- Don-Alvin Adegeest |
It was going to be controversial by any interpretation, even by fashion's standards. Raf Simons this week showed his namesake menswear collection during New York Style Week, with a collection titled ‘Youth In Motion’, taking inspiration from the drug-addicted youth in Berlin in the late seventies. The film Christiane F. was a starting point, with the show notes reading: "Simons, like many Europeans of his generation, was exposed to the harrowing world of Christiane F. in high school, where the film and the book were discussed as a part of the currriculum of drug abuse and addiction.
While many laud the film as a realistic account of drug addition, the David Bowie soundtracked story has become an iconic fixture about disaffected youth, depicting the grim realities of anti-authoritatian, decayed urban silhouettes and the sinister escapes the disenfranchised are drawn towards. Christiane F. was herself a heroin junky; young, wafer-thin with dyed red hair, her 'look' has been a recurring influence in fashion shoots since the film's debut in 1981.

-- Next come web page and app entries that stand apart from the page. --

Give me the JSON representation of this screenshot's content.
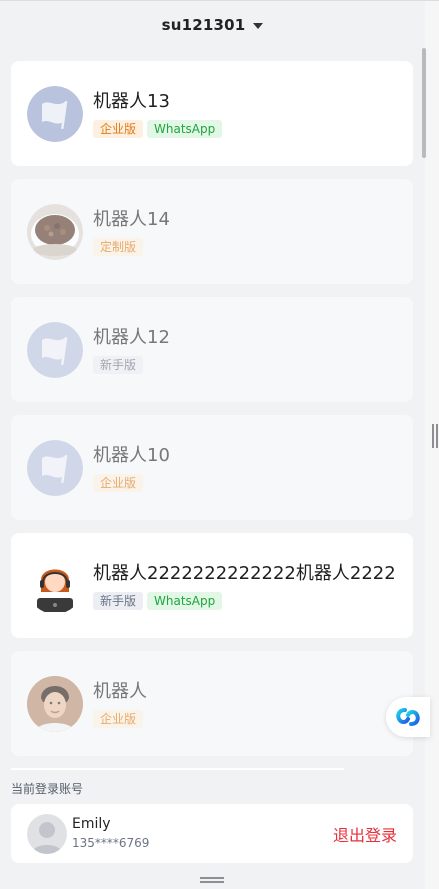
{
  "header": {
    "account": "su121301"
  },
  "bots": [
    {
      "name": "机器人13",
      "avatar": "flag-avatar",
      "dim": false,
      "badges": [
        {
          "label": "企业版",
          "kind": "enterprise"
        },
        {
          "label": "WhatsApp",
          "kind": "whatsapp"
        }
      ]
    },
    {
      "name": "机器人14",
      "avatar": "food-photo-avatar",
      "dim": true,
      "badges": [
        {
          "label": "定制版",
          "kind": "custom"
        }
      ]
    },
    {
      "name": "机器人12",
      "avatar": "flag-avatar",
      "dim": true,
      "badges": [
        {
          "label": "新手版",
          "kind": "novice"
        }
      ]
    },
    {
      "name": "机器人10",
      "avatar": "flag-avatar",
      "dim": true,
      "badges": [
        {
          "label": "企业版",
          "kind": "enterprise"
        }
      ]
    },
    {
      "name": "机器人2222222222222机器人2222",
      "avatar": "support-agent-avatar",
      "dim": false,
      "badges": [
        {
          "label": "新手版",
          "kind": "novice"
        },
        {
          "label": "WhatsApp",
          "kind": "whatsapp"
        }
      ]
    },
    {
      "name": "机器人",
      "avatar": "person-photo-avatar",
      "dim": true,
      "badges": [
        {
          "label": "企业版",
          "kind": "enterprise"
        }
      ]
    }
  ],
  "current": {
    "label": "当前登录账号",
    "name": "Emily",
    "phone": "135****6769",
    "logout": "退出登录"
  },
  "colors": {
    "accent_red": "#e8303a",
    "enterprise_orange": "#e07b14",
    "whatsapp_green": "#1ea53d"
  }
}
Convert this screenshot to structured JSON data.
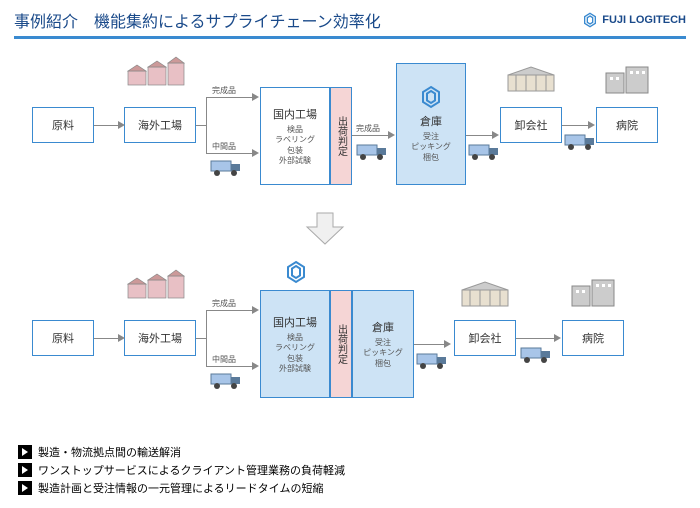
{
  "header": {
    "title": "事例紹介　機能集約によるサプライチェーン効率化",
    "brand": "FUJI LOGITECH"
  },
  "flow1": {
    "raw": "原料",
    "overseas": "海外工場",
    "finished": "完成品",
    "intermediate": "中間品",
    "domestic": "国内工場",
    "domestic_sub": "検品\nラベリング\n包装\n外部試験",
    "judge": "出荷判定",
    "finished2": "完成品",
    "warehouse": "倉庫",
    "warehouse_sub": "受注\nピッキング\n梱包",
    "wholesaler": "卸会社",
    "hospital": "病院"
  },
  "flow2": {
    "raw": "原料",
    "overseas": "海外工場",
    "finished": "完成品",
    "intermediate": "中間品",
    "domestic": "国内工場",
    "domestic_sub": "検品\nラベリング\n包装\n外部試験",
    "judge": "出荷判定",
    "warehouse": "倉庫",
    "warehouse_sub": "受注\nピッキング\n梱包",
    "wholesaler": "卸会社",
    "hospital": "病院"
  },
  "bullets": [
    "製造・物流拠点間の輸送解消",
    "ワンストップサービスによるクライアント管理業務の負荷軽減",
    "製造計画と受注情報の一元管理によるリードタイムの短縮"
  ]
}
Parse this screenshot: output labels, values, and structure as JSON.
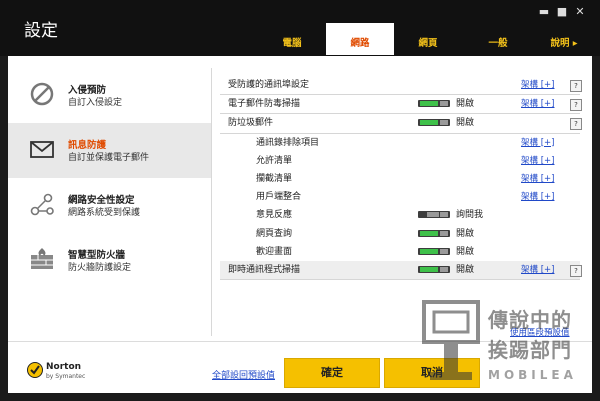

On a hoisted stage, models wore sleeveless hoodies printed with the slogan Drugs, latex gloves under rolled up wooly outerwear, and half-worn intarsia sweaters, with sleeves dangling on models' chests. The catwalk permeated through a mise-en-scene of a feast at its peak: half-poured glasses, empty bottles of champagne artfully arranged, and mounds of fruits - grapes, lemons - and stacked loaves of bread. Whether it echoes the opulent setting of mid-century couture salons or the peak hour of a party, where guests are significantly euphoric and in higher spirits.
The logo'ed drugs hoodies were an ode to Cookie Mueller and Glenn O’Brien’s tragicomic play from the 1980s and "served as a template for deadpan, color-coded patches listing drugs such as LSD, GHB, and 2C-B across sleeves and shins, giving the spiral of addiction a clinical anchor that was equal parts disturbing and funny," according to Dazed Digital.
The show is not a glorification of drug use
“Ultimately, ‘Youth In Motion’ seeks to neither glorify nor condone the culture(s) of drugs; rather Simons seeks instead to consider the persistent, almost ubiquitous presence of narcotics (prescribed or otherwise) within our society and acknowledge our often conflicted relationships with them; in turn opening up a more nuanced dialogue around the implications for a society where addiction and the causes of addiction remain largely taboo subjects, with – as both Christiane F. and the current opioid crisis demonstrate – often untold human consequences.”
As for the clothes, Simons has the knack to transfer the zeitgeist into a garment. The outerwear was the strongest, coming in peacoat, parka and knee length versions. Interestingly there was not a bomber jacket in sight. Suiting came in micro checks and featured slim trousers, another strong category. Satin lined coats and parachute pants. Ultimately, the drug-emblazoned hoodies will be sold out before they even reach the stores.